EXTRACTED MATERIAL START
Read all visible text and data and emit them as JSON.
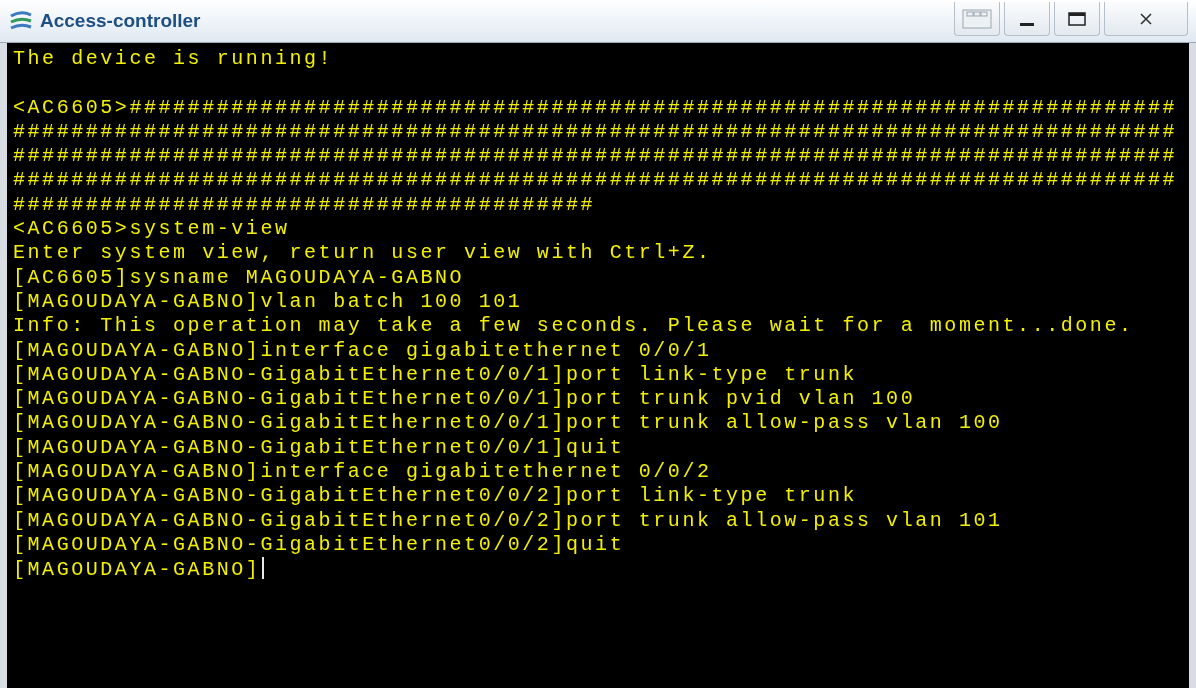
{
  "window": {
    "title": "Access-controller"
  },
  "terminal": {
    "cursor": true,
    "blocks": [
      [
        "The device is running!"
      ],
      [
        "<AC6605>########################################################################",
        "################################################################################",
        "################################################################################",
        "################################################################################",
        "########################################",
        "<AC6605>system-view",
        "Enter system view, return user view with Ctrl+Z.",
        "[AC6605]sysname MAGOUDAYA-GABNO",
        "[MAGOUDAYA-GABNO]vlan batch 100 101",
        "Info: This operation may take a few seconds. Please wait for a moment...done.",
        "[MAGOUDAYA-GABNO]interface gigabitethernet 0/0/1",
        "[MAGOUDAYA-GABNO-GigabitEthernet0/0/1]port link-type trunk",
        "[MAGOUDAYA-GABNO-GigabitEthernet0/0/1]port trunk pvid vlan 100",
        "[MAGOUDAYA-GABNO-GigabitEthernet0/0/1]port trunk allow-pass vlan 100",
        "[MAGOUDAYA-GABNO-GigabitEthernet0/0/1]quit",
        "[MAGOUDAYA-GABNO]interface gigabitethernet 0/0/2",
        "[MAGOUDAYA-GABNO-GigabitEthernet0/0/2]port link-type trunk",
        "[MAGOUDAYA-GABNO-GigabitEthernet0/0/2]port trunk allow-pass vlan 101",
        "[MAGOUDAYA-GABNO-GigabitEthernet0/0/2]quit",
        "[MAGOUDAYA-GABNO]"
      ]
    ]
  }
}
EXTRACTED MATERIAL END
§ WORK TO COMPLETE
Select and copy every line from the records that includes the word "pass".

§ OUTPUT
        "[MAGOUDAYA-GABNO-GigabitEthernet0/0/1]port trunk allow-pass vlan 100",
        "[MAGOUDAYA-GABNO-GigabitEthernet0/0/2]port trunk allow-pass vlan 101",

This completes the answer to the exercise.